To take the "serious" approach: Yes, you are probably right. "Pig" fulfills several of the formal requirements to a novel, e.g. it spans over a significant period of time (and this is significant to the story told), and the main characters are affected by events that changes them in some significant way.
I High School, we studied a story (Bjørnstjerne Bjørnson: Faderen[^] for those who read Norwegian) that fits in single web page (or four pages in print), yet it fulfills all major "novel" requirements.
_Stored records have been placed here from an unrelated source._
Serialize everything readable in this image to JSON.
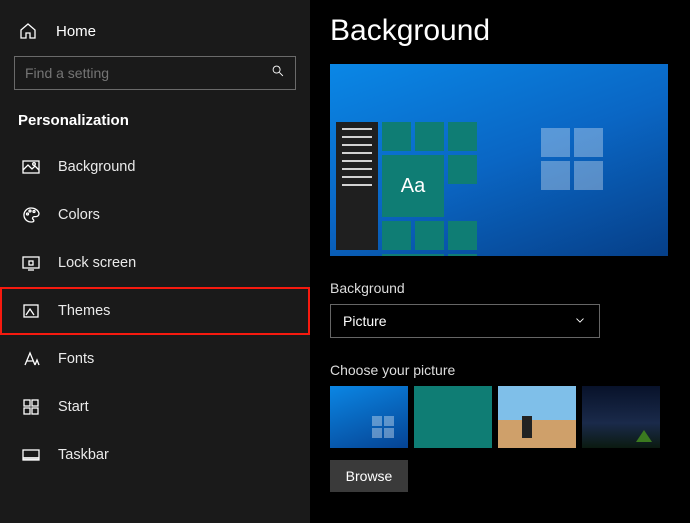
{
  "sidebar": {
    "home_label": "Home",
    "search_placeholder": "Find a setting",
    "section_title": "Personalization",
    "items": [
      {
        "label": "Background"
      },
      {
        "label": "Colors"
      },
      {
        "label": "Lock screen"
      },
      {
        "label": "Themes"
      },
      {
        "label": "Fonts"
      },
      {
        "label": "Start"
      },
      {
        "label": "Taskbar"
      }
    ]
  },
  "main": {
    "title": "Background",
    "preview_tile_text": "Aa",
    "bg_label": "Background",
    "bg_dropdown_value": "Picture",
    "choose_label": "Choose your picture",
    "browse_label": "Browse"
  },
  "highlight_index": 3
}
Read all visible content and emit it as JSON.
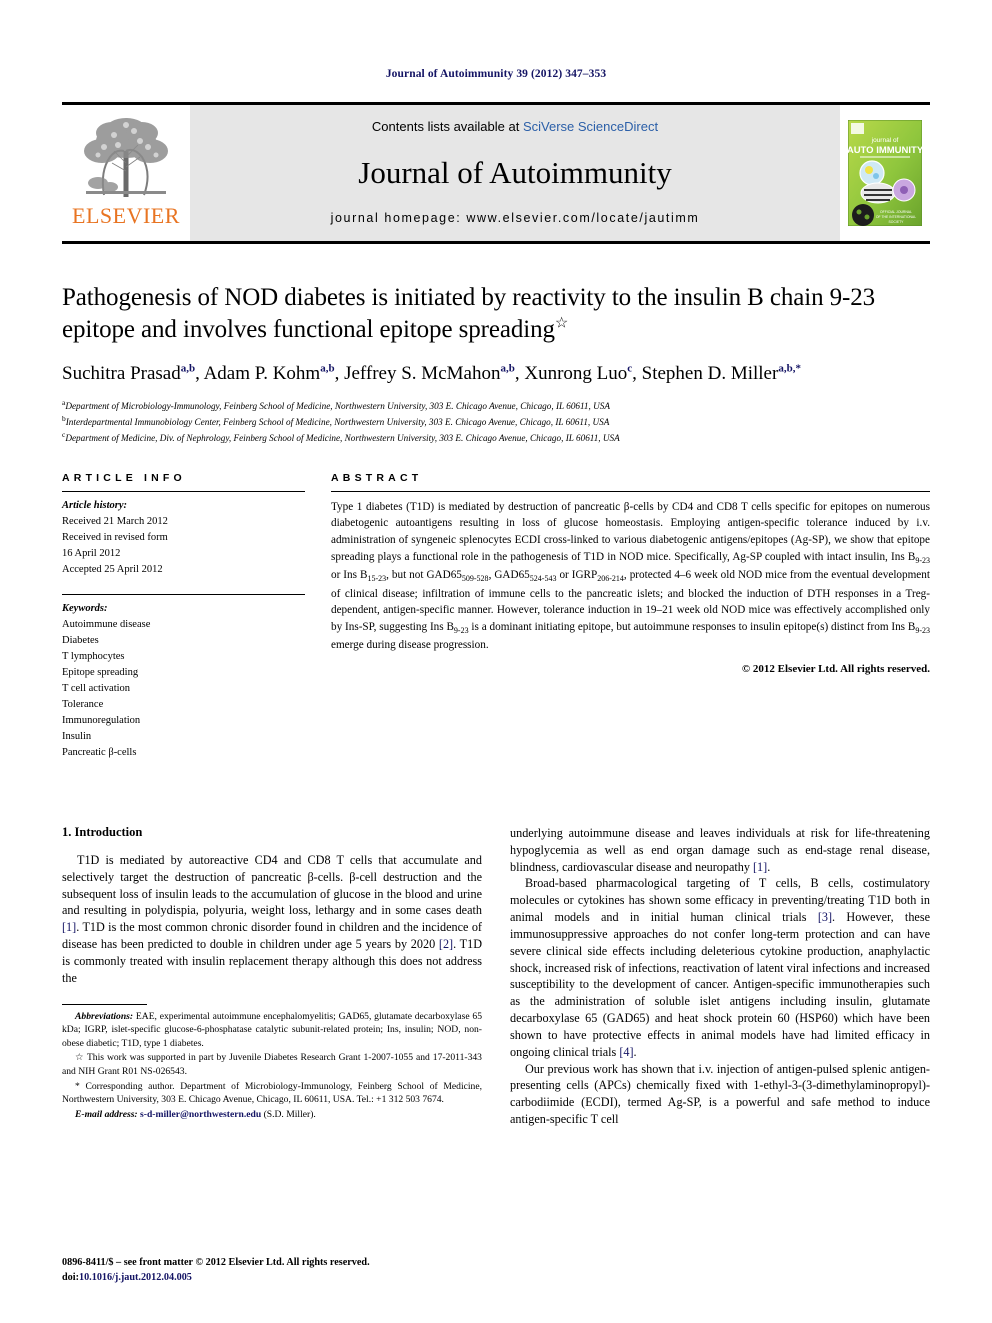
{
  "running_head": "Journal of Autoimmunity 39 (2012) 347–353",
  "masthead": {
    "publisher_name": "ELSEVIER",
    "contents_prefix": "Contents lists available at ",
    "contents_link": "SciVerse ScienceDirect",
    "journal_title": "Journal of Autoimmunity",
    "homepage": "journal homepage: www.elsevier.com/locate/jautimm",
    "cover": {
      "line1": "journal of",
      "line2": "AUTO IMMUNITY"
    }
  },
  "article": {
    "title": "Pathogenesis of NOD diabetes is initiated by reactivity to the insulin B chain 9-23 epitope and involves functional epitope spreading",
    "title_marker": "☆",
    "authors": [
      {
        "name": "Suchitra Prasad",
        "sup": "a,b",
        "sep": ", "
      },
      {
        "name": "Adam P. Kohm",
        "sup": "a,b",
        "sep": ", "
      },
      {
        "name": "Jeffrey S. McMahon",
        "sup": "a,b",
        "sep": ", "
      },
      {
        "name": "Xunrong Luo",
        "sup": "c",
        "sep": ", "
      },
      {
        "name": "Stephen D. Miller",
        "sup": "a,b,*",
        "sep": ""
      }
    ],
    "affiliations": [
      {
        "mark": "a",
        "text": "Department of Microbiology-Immunology, Feinberg School of Medicine, Northwestern University, 303 E. Chicago Avenue, Chicago, IL 60611, USA"
      },
      {
        "mark": "b",
        "text": "Interdepartmental Immunobiology Center, Feinberg School of Medicine, Northwestern University, 303 E. Chicago Avenue, Chicago, IL 60611, USA"
      },
      {
        "mark": "c",
        "text": "Department of Medicine, Div. of Nephrology, Feinberg School of Medicine, Northwestern University, 303 E. Chicago Avenue, Chicago, IL 60611, USA"
      }
    ]
  },
  "article_info": {
    "heading": "ARTICLE INFO",
    "history_label": "Article history:",
    "history": [
      "Received 21 March 2012",
      "Received in revised form",
      "16 April 2012",
      "Accepted 25 April 2012"
    ],
    "keywords_label": "Keywords:",
    "keywords": [
      "Autoimmune disease",
      "Diabetes",
      "T lymphocytes",
      "Epitope spreading",
      "T cell activation",
      "Tolerance",
      "Immunoregulation",
      "Insulin",
      "Pancreatic β-cells"
    ]
  },
  "abstract": {
    "heading": "ABSTRACT",
    "paragraph_parts": [
      {
        "t": "Type 1 diabetes (T1D) is mediated by destruction of pancreatic β-cells by CD4 and CD8 T cells specific for epitopes on numerous diabetogenic autoantigens resulting in loss of glucose homeostasis. Employing antigen-specific tolerance induced by i.v. administration of syngeneic splenocytes ECDI cross-linked to various diabetogenic antigens/epitopes (Ag-SP), we show that epitope spreading plays a functional role in the pathogenesis of T1D in NOD mice. Specifically, Ag-SP coupled with intact insulin, Ins B"
      },
      {
        "sub": "9-23"
      },
      {
        "t": " or Ins B"
      },
      {
        "sub": "15-23"
      },
      {
        "t": ", but not GAD65"
      },
      {
        "sub": "509-528"
      },
      {
        "t": ", GAD65"
      },
      {
        "sub": "524-543"
      },
      {
        "t": " or IGRP"
      },
      {
        "sub": "206-214"
      },
      {
        "t": ", protected 4–6 week old NOD mice from the eventual development of clinical disease; infiltration of immune cells to the pancreatic islets; and blocked the induction of DTH responses in a Treg-dependent, antigen-specific manner. However, tolerance induction in 19–21 week old NOD mice was effectively accomplished only by Ins-SP, suggesting Ins B"
      },
      {
        "sub": "9-23"
      },
      {
        "t": " is a dominant initiating epitope, but autoimmune responses to insulin epitope(s) distinct from Ins B"
      },
      {
        "sub": "9-23"
      },
      {
        "t": " emerge during disease progression."
      }
    ],
    "copyright": "© 2012 Elsevier Ltd. All rights reserved."
  },
  "introduction": {
    "heading": "1. Introduction",
    "left_paragraphs": [
      "T1D is mediated by autoreactive CD4 and CD8 T cells that accumulate and selectively target the destruction of pancreatic β-cells. β-cell destruction and the subsequent loss of insulin leads to the accumulation of glucose in the blood and urine and resulting in polydispia, polyuria, weight loss, lethargy and in some cases death [1]. T1D is the most common chronic disorder found in children and the incidence of disease has been predicted to double in children under age 5 years by 2020 [2]. T1D is commonly treated with insulin replacement therapy although this does not address the"
    ],
    "right_paragraphs": [
      "underlying autoimmune disease and leaves individuals at risk for life-threatening hypoglycemia as well as end organ damage such as end-stage renal disease, blindness, cardiovascular disease and neuropathy [1].",
      "Broad-based pharmacological targeting of T cells, B cells, costimulatory molecules or cytokines has shown some efficacy in preventing/treating T1D both in animal models and in initial human clinical trials [3]. However, these immunosuppressive approaches do not confer long-term protection and can have severe clinical side effects including deleterious cytokine production, anaphylactic shock, increased risk of infections, reactivation of latent viral infections and increased susceptibility to the development of cancer. Antigen-specific immunotherapies such as the administration of soluble islet antigens including insulin, glutamate decarboxylase 65 (GAD65) and heat shock protein 60 (HSP60) which have been shown to have protective effects in animal models have had limited efficacy in ongoing clinical trials [4].",
      "Our previous work has shown that i.v. injection of antigen-pulsed splenic antigen-presenting cells (APCs) chemically fixed with 1-ethyl-3-(3-dimethylaminopropyl)-carbodiimide (ECDI), termed Ag-SP, is a powerful and safe method to induce antigen-specific T cell"
    ]
  },
  "footnotes": {
    "abbreviations_label": "Abbreviations:",
    "abbreviations_text": "EAE, experimental autoimmune encephalomyelitis; GAD65, glutamate decarboxylase 65 kDa; IGRP, islet-specific glucose-6-phosphatase catalytic subunit-related protein; Ins, insulin; NOD, non-obese diabetic; T1D, type 1 diabetes.",
    "funding_marker": "☆",
    "funding_text": "This work was supported in part by Juvenile Diabetes Research Grant 1-2007-1055 and 17-2011-343 and NIH Grant R01 NS-026543.",
    "corresponding_marker": "*",
    "corresponding_text": "Corresponding author. Department of Microbiology-Immunology, Feinberg School of Medicine, Northwestern University, 303 E. Chicago Avenue, Chicago, IL 60611, USA. Tel.: +1 312 503 7674.",
    "email_label": "E-mail address:",
    "email": "s-d-miller@northwestern.edu",
    "email_owner": "(S.D. Miller)."
  },
  "page_footer": {
    "issn_line": "0896-8411/$ – see front matter © 2012 Elsevier Ltd. All rights reserved.",
    "doi_label": "doi:",
    "doi": "10.1016/j.jaut.2012.04.005"
  }
}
Both "Pig" and "Faderen" are presented as short stories, though: My hardcopy of "Pig" is from "Roald Dahl - Collected Short Stories". These labels can't really be interpreted literally. A "novel" may be quite old, even though "novel" literally means "new". In Norwegian, a longer "novelle" (linguistically, a diminutive of novel, a small novel) may be presended as a "langnovelle", literally a "long short novel" - one that has the . A non-short novel we call a "roman" (rather than novel), even when the story has not trace of romantic feelings.
I'm going to be super-generous and assume he was merely expressing the truism that any form of cure we insert into the body (by IV or some cavity) to cure an infection is by definition the injection of a disinfectant ...
So maybe it's the colloquial use of the word "disinfectant" that's the issue here rather than the intellect of the leader of the free world.
got his BA from Hendrix College and his PhD in organic chemistry from Duke before spending time in Germany on a Humboldt Fellowship on his post-doc. He’s worked for several major pharmaceutical companies since 1989 on drug discovery projects against schizophrenia, Alzheimer’s, diabetes, osteoporosis and other diseases.
If he is "just" a journalist, he seems to have more knowledge about what he writes than many journalists
I give you that the magazine takes distance from what he writes saying it is a blog giving his own opinion and that he doesn't represent them in that column.
So I suppose sometimes is either not totally correct or not politically correct.
But I find this particular entry, pretty good written and giving information in a relative neutral and competent way (missing in many other places).
If something has a solution... Why do we have to worry about?. If it has no solution... For what reason do we have to worry about?
Help me to understand what I'm saying, and I'll explain it better to you
Rating helpful answers is nice, but saying thanks can be even nicer.
Derek Lowe, an Arkansan by birth, got his BA from Hendrix College and his PhD in organic chemistry from Duke before spending time in Germany on a Humboldt Fellowship on his post-doc. He’s worked for several major pharmaceutical companies since 1989 on drug discovery projects against schizophrenia, Alzheimer’s, diabetes, osteoporosis and other diseases.
And what surprise-the Oxford group is documented in the post you didn’t read.